It’s hard to over-emphasize the degree to which we under-estimate our social natures. Most of the problems people hire psychologists to fix for them stem from improper or inadequate socialization, at childhood or another point in life. Ironically, psychologists’ method of solving these problems often involves advising their patients to focus more on themselves, which works just fine if your goal as a medical professional is to continue getting paid indefinitely, but not so well if you’re actually trying to get better. Society has been described as running on “organized lovelessness.” If people were properly socialized at all stages of their lives, no one would work a shitty job for a minute longer than it takes to make sure one is fed and clothed. Properly socialized people would never stand for a society built on violence, as ours is, and you can bet they would have no trouble coming together to find ways to overthrow the rotting carcass of the oppressive civilization around them and build a better society from scratch. In a million ways, people starved of human warmth and affection are the absolutely indispensable foundation for a society like ours.

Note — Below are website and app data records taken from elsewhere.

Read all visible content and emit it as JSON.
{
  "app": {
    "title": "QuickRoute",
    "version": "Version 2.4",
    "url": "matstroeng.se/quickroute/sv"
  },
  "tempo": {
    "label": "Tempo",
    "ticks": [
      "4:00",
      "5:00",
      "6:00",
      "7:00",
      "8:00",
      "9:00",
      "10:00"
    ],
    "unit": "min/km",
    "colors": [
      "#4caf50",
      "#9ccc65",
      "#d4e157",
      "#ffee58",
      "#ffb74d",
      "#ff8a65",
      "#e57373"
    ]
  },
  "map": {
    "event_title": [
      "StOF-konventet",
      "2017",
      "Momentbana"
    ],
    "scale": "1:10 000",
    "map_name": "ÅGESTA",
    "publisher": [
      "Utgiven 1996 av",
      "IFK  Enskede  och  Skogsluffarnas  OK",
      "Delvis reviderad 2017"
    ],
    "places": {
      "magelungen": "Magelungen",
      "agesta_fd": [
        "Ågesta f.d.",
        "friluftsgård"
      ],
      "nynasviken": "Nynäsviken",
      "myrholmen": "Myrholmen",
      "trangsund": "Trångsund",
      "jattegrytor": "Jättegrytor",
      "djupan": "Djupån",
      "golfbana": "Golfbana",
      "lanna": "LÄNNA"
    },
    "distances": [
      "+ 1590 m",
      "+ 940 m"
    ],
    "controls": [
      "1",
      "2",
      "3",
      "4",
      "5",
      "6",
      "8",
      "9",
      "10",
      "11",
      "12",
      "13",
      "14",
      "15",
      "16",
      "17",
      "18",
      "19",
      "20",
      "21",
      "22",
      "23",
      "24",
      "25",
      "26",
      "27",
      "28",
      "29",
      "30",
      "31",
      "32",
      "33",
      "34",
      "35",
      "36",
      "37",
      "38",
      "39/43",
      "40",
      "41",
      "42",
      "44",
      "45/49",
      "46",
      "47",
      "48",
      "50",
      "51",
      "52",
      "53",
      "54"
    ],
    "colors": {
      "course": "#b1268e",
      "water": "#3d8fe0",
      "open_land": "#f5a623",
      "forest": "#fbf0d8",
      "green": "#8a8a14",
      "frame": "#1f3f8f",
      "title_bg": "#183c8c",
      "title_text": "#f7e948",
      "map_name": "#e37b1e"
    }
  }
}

Most people are raised in an environment social enough to maintain basic function, but not nearly enough to create complete human beings. From civilizations’ point of view, it’s a delicate and necessary balance. Below a certain threshold, people stop functioning; above a certain threshold, people stop being manipulable. Because people innately understand their need for socialization, and make efforts in that direction in any situation, there is a constant effort to break up these efforts. At the same time, where socialization is too retarded, the costs of policing people become too high.

What happens when socialization falls below a critical threshold? The story is told adequately in commonly sited statistics. In 1972, U.S. prisons held 300,000 people. Today, they hold 2,300,000. This is actually undesirable to a capitalist society, since somebody has to pay for all these prisoners. Ideally, they would all be working at McDonalds for just enough money to buy essentials and an occasional iphone or whatever. It may be argued that this social model, call it the U.S./ third world model, is competing with the European social model, where workers get higher wages and support a greater proportion of the overall economy than in the U.S. at the expense of the richest of the rich. I see it as an experiment everyone in the business of oppression is happy to see carried out: how low can you go before the little people either rebel, starve, or go mad, whichever the case may be in the particular experiment. The fact that European “elites” accept slightly lower portions of the pie to ensure slightly smoother social functioning may or may not be better than the “take ‘em for all they’re worth” mentality of the American super-rich. Neither system is currently doing anything constructive to prevent the impending global climate catastrophe. Still, considering that it’s impossible to get anything at all done among people lacking socialization, I would probably prefer Europe to America.

Have I communicated how worrisome (and debilitating) I find the current trends in socialization? More and more, people I meet seem to lack even basic social graces, never mind the instincts to be supportive to one another. Everyone believes themselves to be smarter, better, or anyway more special than everyone else, and this is considered normal, if not a good thing. Selfishness is, for many, a virtue. Personal ambition is assumed to take precedence over relationships. And in spite of all evidence that we are a nation of lonely people, everyone insists that what they personally need is money, or love, or fame, or new breasts, anything but the obvious—friends and family, a good home and community.

Socialization is invisible to us until it is gone, at which point we all of a sudden realize that we can’t get anything done without some amount of it. But it can remain invisible after it is gone, too, especially when so much effort goes into convincing us that the problem isn’t our world, it’s us. But it’s actually not us for once: the society we inhabit is the problem.